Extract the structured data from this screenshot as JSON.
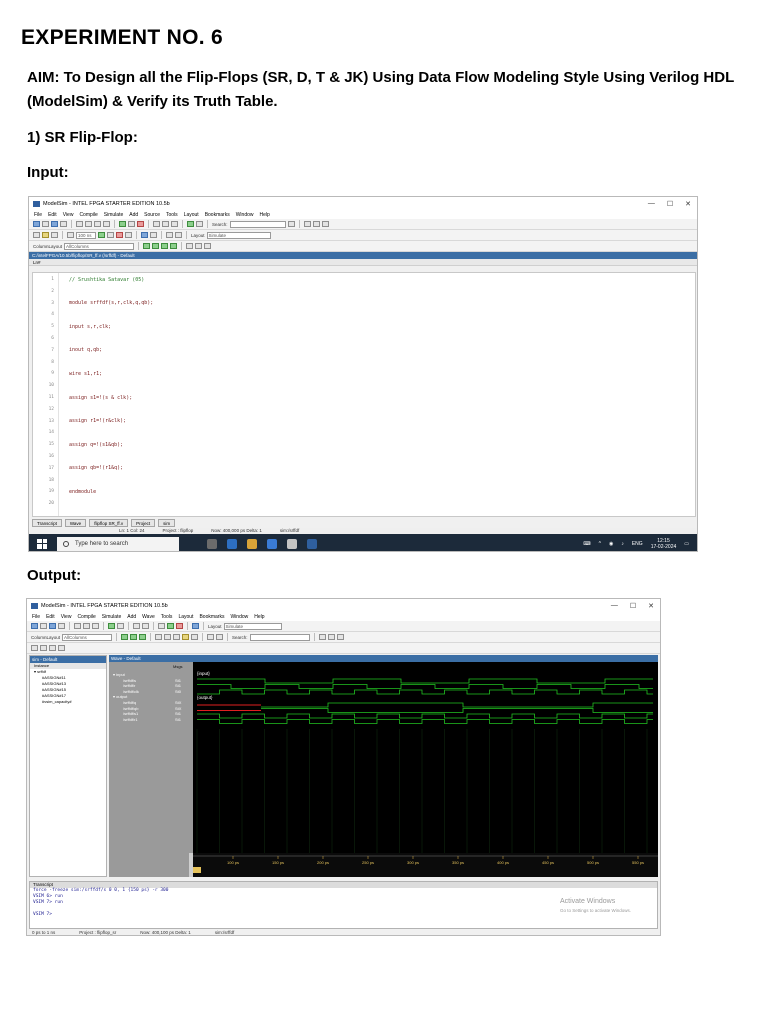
{
  "document": {
    "title": "EXPERIMENT NO. 6",
    "aim": "AIM: To Design all the Flip-Flops (SR, D, T & JK) Using Data Flow Modeling Style Using Verilog HDL (ModelSim) & Verify its Truth Table.",
    "section_heading": "1) SR Flip-Flop:",
    "input_heading": "Input:",
    "output_heading": "Output:"
  },
  "editor_window": {
    "title": "ModelSim - INTEL FPGA STARTER EDITION 10.5b",
    "window_controls": [
      "—",
      "☐",
      "✕"
    ],
    "menu": [
      "File",
      "Edit",
      "View",
      "Compile",
      "Simulate",
      "Add",
      "Source",
      "Tools",
      "Layout",
      "Bookmarks",
      "Window",
      "Help"
    ],
    "layout_label": "Layout",
    "layout_value": "Simulate",
    "search_label": "Search:",
    "column_layout_label": "ColumnLayout",
    "column_layout_value": "AllColumns",
    "run_length": "100 ns",
    "file_path": "C:/intelFPGA/10.5b/flipflop/SR_ff.v (/srffdf) - Default",
    "ln_header": "Ln#",
    "line_numbers": [
      "1",
      "2",
      "3",
      "4",
      "5",
      "6",
      "7",
      "8",
      "9",
      "10",
      "11",
      "12",
      "13",
      "14",
      "15",
      "16",
      "17",
      "18",
      "19",
      "20"
    ],
    "code_lines": [
      {
        "line": 1,
        "text": "// Srushtika Satavar (05)",
        "kind": "comment"
      },
      {
        "line": 3,
        "text": "module srffdf(s,r,clk,q,qb);",
        "kind": "code"
      },
      {
        "line": 5,
        "text": "input s,r,clk;",
        "kind": "code"
      },
      {
        "line": 7,
        "text": "inout q,qb;",
        "kind": "code"
      },
      {
        "line": 9,
        "text": "wire s1,r1;",
        "kind": "code"
      },
      {
        "line": 11,
        "text": "assign s1=!(s & clk);",
        "kind": "code"
      },
      {
        "line": 13,
        "text": "assign r1=!(r&clk);",
        "kind": "code"
      },
      {
        "line": 15,
        "text": "assign q=!(s1&qb);",
        "kind": "code"
      },
      {
        "line": 17,
        "text": "assign qb=!(r1&q);",
        "kind": "code"
      },
      {
        "line": 19,
        "text": "endmodule",
        "kind": "code"
      }
    ],
    "tabs": [
      "Transcript",
      "Wave",
      "flipflop SR_ff.v",
      "Project",
      "sim"
    ],
    "status": [
      "Ln: 1  Col: 24",
      "Project : flipflop",
      "Now: 400,000 ps  Delta: 1",
      "sim:/srffdf"
    ],
    "taskbar": {
      "search_placeholder": "Type here to search",
      "lang": "ENG",
      "time": "12:15",
      "date": "17-02-2024"
    }
  },
  "wave_window": {
    "title": "ModelSim - INTEL FPGA STARTER EDITION 10.5b",
    "menu": [
      "File",
      "Edit",
      "View",
      "Compile",
      "Simulate",
      "Add",
      "Wave",
      "Tools",
      "Layout",
      "Bookmarks",
      "Window",
      "Help"
    ],
    "layout_label": "Layout",
    "layout_value": "Simulate",
    "search_label": "Search:",
    "column_layout_label": "ColumnLayout",
    "column_layout_value": "AllColumns",
    "sim_pane_title": "sim - Default",
    "instance_header": "Instance",
    "instances": [
      "srffdf",
      "#ASSIGN#11",
      "#ASSIGN#13",
      "#ASSIGN#15",
      "#ASSIGN#17",
      "#vsim_capacity#"
    ],
    "wave_pane_title": "Wave - Default",
    "msgs_header": "Msgs",
    "groups": [
      {
        "name": "input",
        "label": "input",
        "signals": [
          {
            "name": "/srffdf/s",
            "value": "St1"
          },
          {
            "name": "/srffdf/r",
            "value": "St1"
          },
          {
            "name": "/srffdf/clk",
            "value": "St0"
          }
        ]
      },
      {
        "name": "output",
        "label": "output",
        "signals": [
          {
            "name": "/srffdf/q",
            "value": "StX"
          },
          {
            "name": "/srffdf/qb",
            "value": "StX"
          },
          {
            "name": "/srffdf/s1",
            "value": "St1"
          },
          {
            "name": "/srffdf/r1",
            "value": "St1"
          }
        ]
      }
    ],
    "now_label": "Now",
    "now_value": "400.00 ps",
    "cursor_label": "Cursor 1",
    "cursor_value": "0 ps",
    "time_ticks": [
      "100 ps",
      "150 ps",
      "200 ps",
      "250 ps",
      "300 ps",
      "350 ps",
      "400 ps",
      "450 ps",
      "500 ps",
      "550 ps",
      "600 ps",
      "650 ps",
      "700 ps"
    ],
    "tabs": [
      "sim",
      "flipflop_sr",
      "Wave"
    ],
    "transcript_title": "Transcript",
    "transcript_lines": [
      "force -freeze sim:/srffdf/s 0 0, 1 {150 ps} -r 300",
      "VSIM 6> run",
      "VSIM 7> run",
      "",
      "VSIM 7>"
    ],
    "activate_title": "Activate Windows",
    "activate_sub": "Go to Settings to activate Windows.",
    "status": [
      "0 ps to 1 ns",
      "Project : flipflop_sr",
      "Now: 400,100 ps  Delta: 1",
      "sim:/srffdf"
    ]
  },
  "colors": {
    "wave_green": "#22c322",
    "wave_red": "#e02020",
    "pane_blue": "#3b6ea5",
    "comment_green": "#2a7a2a",
    "code_red": "#7a1c1c"
  }
}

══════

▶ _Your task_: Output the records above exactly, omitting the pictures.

▶ _Answer for the task_:
Extract the structured data from this screenshot as JSON.
{
  "document": {
    "title": "EXPERIMENT NO. 6",
    "aim": "AIM: To Design all the Flip-Flops (SR, D, T & JK) Using Data Flow Modeling Style Using Verilog HDL (ModelSim) & Verify its Truth Table.",
    "section_heading": "1) SR Flip-Flop:",
    "input_heading": "Input:",
    "output_heading": "Output:"
  },
  "editor_window": {
    "title": "ModelSim - INTEL FPGA STARTER EDITION 10.5b",
    "window_controls": [
      "—",
      "☐",
      "✕"
    ],
    "menu": [
      "File",
      "Edit",
      "View",
      "Compile",
      "Simulate",
      "Add",
      "Source",
      "Tools",
      "Layout",
      "Bookmarks",
      "Window",
      "Help"
    ],
    "layout_label": "Layout",
    "layout_value": "Simulate",
    "search_label": "Search:",
    "column_layout_label": "ColumnLayout",
    "column_layout_value": "AllColumns",
    "run_length": "100 ns",
    "file_path": "C:/intelFPGA/10.5b/flipflop/SR_ff.v (/srffdf) - Default",
    "ln_header": "Ln#",
    "line_numbers": [
      "1",
      "2",
      "3",
      "4",
      "5",
      "6",
      "7",
      "8",
      "9",
      "10",
      "11",
      "12",
      "13",
      "14",
      "15",
      "16",
      "17",
      "18",
      "19",
      "20"
    ],
    "code_lines": [
      {
        "line": 1,
        "text": "// Srushtika Satavar (05)",
        "kind": "comment"
      },
      {
        "line": 3,
        "text": "module srffdf(s,r,clk,q,qb);",
        "kind": "code"
      },
      {
        "line": 5,
        "text": "input s,r,clk;",
        "kind": "code"
      },
      {
        "line": 7,
        "text": "inout q,qb;",
        "kind": "code"
      },
      {
        "line": 9,
        "text": "wire s1,r1;",
        "kind": "code"
      },
      {
        "line": 11,
        "text": "assign s1=!(s & clk);",
        "kind": "code"
      },
      {
        "line": 13,
        "text": "assign r1=!(r&clk);",
        "kind": "code"
      },
      {
        "line": 15,
        "text": "assign q=!(s1&qb);",
        "kind": "code"
      },
      {
        "line": 17,
        "text": "assign qb=!(r1&q);",
        "kind": "code"
      },
      {
        "line": 19,
        "text": "endmodule",
        "kind": "code"
      }
    ],
    "tabs": [
      "Transcript",
      "Wave",
      "flipflop SR_ff.v",
      "Project",
      "sim"
    ],
    "status": [
      "Ln: 1  Col: 24",
      "Project : flipflop",
      "Now: 400,000 ps  Delta: 1",
      "sim:/srffdf"
    ],
    "taskbar": {
      "search_placeholder": "Type here to search",
      "lang": "ENG",
      "time": "12:15",
      "date": "17-02-2024"
    }
  },
  "wave_window": {
    "title": "ModelSim - INTEL FPGA STARTER EDITION 10.5b",
    "menu": [
      "File",
      "Edit",
      "View",
      "Compile",
      "Simulate",
      "Add",
      "Wave",
      "Tools",
      "Layout",
      "Bookmarks",
      "Window",
      "Help"
    ],
    "layout_label": "Layout",
    "layout_value": "Simulate",
    "search_label": "Search:",
    "column_layout_label": "ColumnLayout",
    "column_layout_value": "AllColumns",
    "sim_pane_title": "sim - Default",
    "instance_header": "Instance",
    "instances": [
      "srffdf",
      "#ASSIGN#11",
      "#ASSIGN#13",
      "#ASSIGN#15",
      "#ASSIGN#17",
      "#vsim_capacity#"
    ],
    "wave_pane_title": "Wave - Default",
    "msgs_header": "Msgs",
    "groups": [
      {
        "name": "input",
        "label": "input",
        "signals": [
          {
            "name": "/srffdf/s",
            "value": "St1"
          },
          {
            "name": "/srffdf/r",
            "value": "St1"
          },
          {
            "name": "/srffdf/clk",
            "value": "St0"
          }
        ]
      },
      {
        "name": "output",
        "label": "output",
        "signals": [
          {
            "name": "/srffdf/q",
            "value": "StX"
          },
          {
            "name": "/srffdf/qb",
            "value": "StX"
          },
          {
            "name": "/srffdf/s1",
            "value": "St1"
          },
          {
            "name": "/srffdf/r1",
            "value": "St1"
          }
        ]
      }
    ],
    "now_label": "Now",
    "now_value": "400.00 ps",
    "cursor_label": "Cursor 1",
    "cursor_value": "0 ps",
    "time_ticks": [
      "100 ps",
      "150 ps",
      "200 ps",
      "250 ps",
      "300 ps",
      "350 ps",
      "400 ps",
      "450 ps",
      "500 ps",
      "550 ps",
      "600 ps",
      "650 ps",
      "700 ps"
    ],
    "tabs": [
      "sim",
      "flipflop_sr",
      "Wave"
    ],
    "transcript_title": "Transcript",
    "transcript_lines": [
      "force -freeze sim:/srffdf/s 0 0, 1 {150 ps} -r 300",
      "VSIM 6> run",
      "VSIM 7> run",
      "",
      "VSIM 7>"
    ],
    "activate_title": "Activate Windows",
    "activate_sub": "Go to Settings to activate Windows.",
    "status": [
      "0 ps to 1 ns",
      "Project : flipflop_sr",
      "Now: 400,100 ps  Delta: 1",
      "sim:/srffdf"
    ]
  },
  "colors": {
    "wave_green": "#22c322",
    "wave_red": "#e02020",
    "pane_blue": "#3b6ea5",
    "comment_green": "#2a7a2a",
    "code_red": "#7a1c1c"
  }
}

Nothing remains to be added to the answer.